■ INPUT DATA ■
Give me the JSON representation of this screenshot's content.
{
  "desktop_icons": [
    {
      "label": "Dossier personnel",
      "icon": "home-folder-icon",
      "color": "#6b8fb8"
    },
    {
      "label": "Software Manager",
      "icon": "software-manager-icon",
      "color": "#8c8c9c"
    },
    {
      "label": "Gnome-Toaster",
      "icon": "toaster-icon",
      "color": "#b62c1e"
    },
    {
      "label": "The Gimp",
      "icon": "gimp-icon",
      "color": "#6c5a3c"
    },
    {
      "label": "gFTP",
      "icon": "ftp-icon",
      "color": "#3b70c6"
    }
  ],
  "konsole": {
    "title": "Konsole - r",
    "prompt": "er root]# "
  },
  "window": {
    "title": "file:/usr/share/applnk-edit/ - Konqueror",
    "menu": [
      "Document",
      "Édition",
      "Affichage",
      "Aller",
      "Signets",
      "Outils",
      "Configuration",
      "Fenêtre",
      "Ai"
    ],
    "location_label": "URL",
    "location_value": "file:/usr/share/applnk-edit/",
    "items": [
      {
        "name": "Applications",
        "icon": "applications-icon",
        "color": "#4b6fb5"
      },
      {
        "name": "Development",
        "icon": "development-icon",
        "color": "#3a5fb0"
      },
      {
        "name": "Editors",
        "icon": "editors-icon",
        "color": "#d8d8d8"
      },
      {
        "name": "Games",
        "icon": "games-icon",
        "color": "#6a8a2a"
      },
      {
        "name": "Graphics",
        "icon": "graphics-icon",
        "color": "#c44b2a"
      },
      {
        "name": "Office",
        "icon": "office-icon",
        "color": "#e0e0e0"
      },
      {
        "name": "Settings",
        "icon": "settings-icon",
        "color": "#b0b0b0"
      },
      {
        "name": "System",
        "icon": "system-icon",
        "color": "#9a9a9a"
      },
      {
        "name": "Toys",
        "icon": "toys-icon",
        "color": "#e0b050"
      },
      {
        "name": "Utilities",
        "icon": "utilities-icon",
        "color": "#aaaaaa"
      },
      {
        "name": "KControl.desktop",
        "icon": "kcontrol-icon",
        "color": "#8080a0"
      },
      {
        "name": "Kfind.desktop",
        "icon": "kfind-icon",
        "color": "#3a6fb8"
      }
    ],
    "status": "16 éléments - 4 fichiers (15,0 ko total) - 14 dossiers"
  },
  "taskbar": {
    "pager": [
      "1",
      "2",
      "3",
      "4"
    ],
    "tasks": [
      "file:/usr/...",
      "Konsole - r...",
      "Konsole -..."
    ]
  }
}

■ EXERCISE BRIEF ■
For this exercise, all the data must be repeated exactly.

■ WRITTEN REPLY ■
Give me the JSON representation of this screenshot's content.
{
  "desktop_icons": [
    {
      "label": "Dossier personnel",
      "icon": "home-folder-icon",
      "color": "#6b8fb8"
    },
    {
      "label": "Software Manager",
      "icon": "software-manager-icon",
      "color": "#8c8c9c"
    },
    {
      "label": "Gnome-Toaster",
      "icon": "toaster-icon",
      "color": "#b62c1e"
    },
    {
      "label": "The Gimp",
      "icon": "gimp-icon",
      "color": "#6c5a3c"
    },
    {
      "label": "gFTP",
      "icon": "ftp-icon",
      "color": "#3b70c6"
    }
  ],
  "konsole": {
    "title": "Konsole - r",
    "prompt": "er root]# "
  },
  "window": {
    "title": "file:/usr/share/applnk-edit/ - Konqueror",
    "menu": [
      "Document",
      "Édition",
      "Affichage",
      "Aller",
      "Signets",
      "Outils",
      "Configuration",
      "Fenêtre",
      "Ai"
    ],
    "location_label": "URL",
    "location_value": "file:/usr/share/applnk-edit/",
    "items": [
      {
        "name": "Applications",
        "icon": "applications-icon",
        "color": "#4b6fb5"
      },
      {
        "name": "Development",
        "icon": "development-icon",
        "color": "#3a5fb0"
      },
      {
        "name": "Editors",
        "icon": "editors-icon",
        "color": "#d8d8d8"
      },
      {
        "name": "Games",
        "icon": "games-icon",
        "color": "#6a8a2a"
      },
      {
        "name": "Graphics",
        "icon": "graphics-icon",
        "color": "#c44b2a"
      },
      {
        "name": "Office",
        "icon": "office-icon",
        "color": "#e0e0e0"
      },
      {
        "name": "Settings",
        "icon": "settings-icon",
        "color": "#b0b0b0"
      },
      {
        "name": "System",
        "icon": "system-icon",
        "color": "#9a9a9a"
      },
      {
        "name": "Toys",
        "icon": "toys-icon",
        "color": "#e0b050"
      },
      {
        "name": "Utilities",
        "icon": "utilities-icon",
        "color": "#aaaaaa"
      },
      {
        "name": "KControl.desktop",
        "icon": "kcontrol-icon",
        "color": "#8080a0"
      },
      {
        "name": "Kfind.desktop",
        "icon": "kfind-icon",
        "color": "#3a6fb8"
      }
    ],
    "status": "16 éléments - 4 fichiers (15,0 ko total) - 14 dossiers"
  },
  "taskbar": {
    "pager": [
      "1",
      "2",
      "3",
      "4"
    ],
    "tasks": [
      "file:/usr/...",
      "Konsole - r...",
      "Konsole -..."
    ]
  }
}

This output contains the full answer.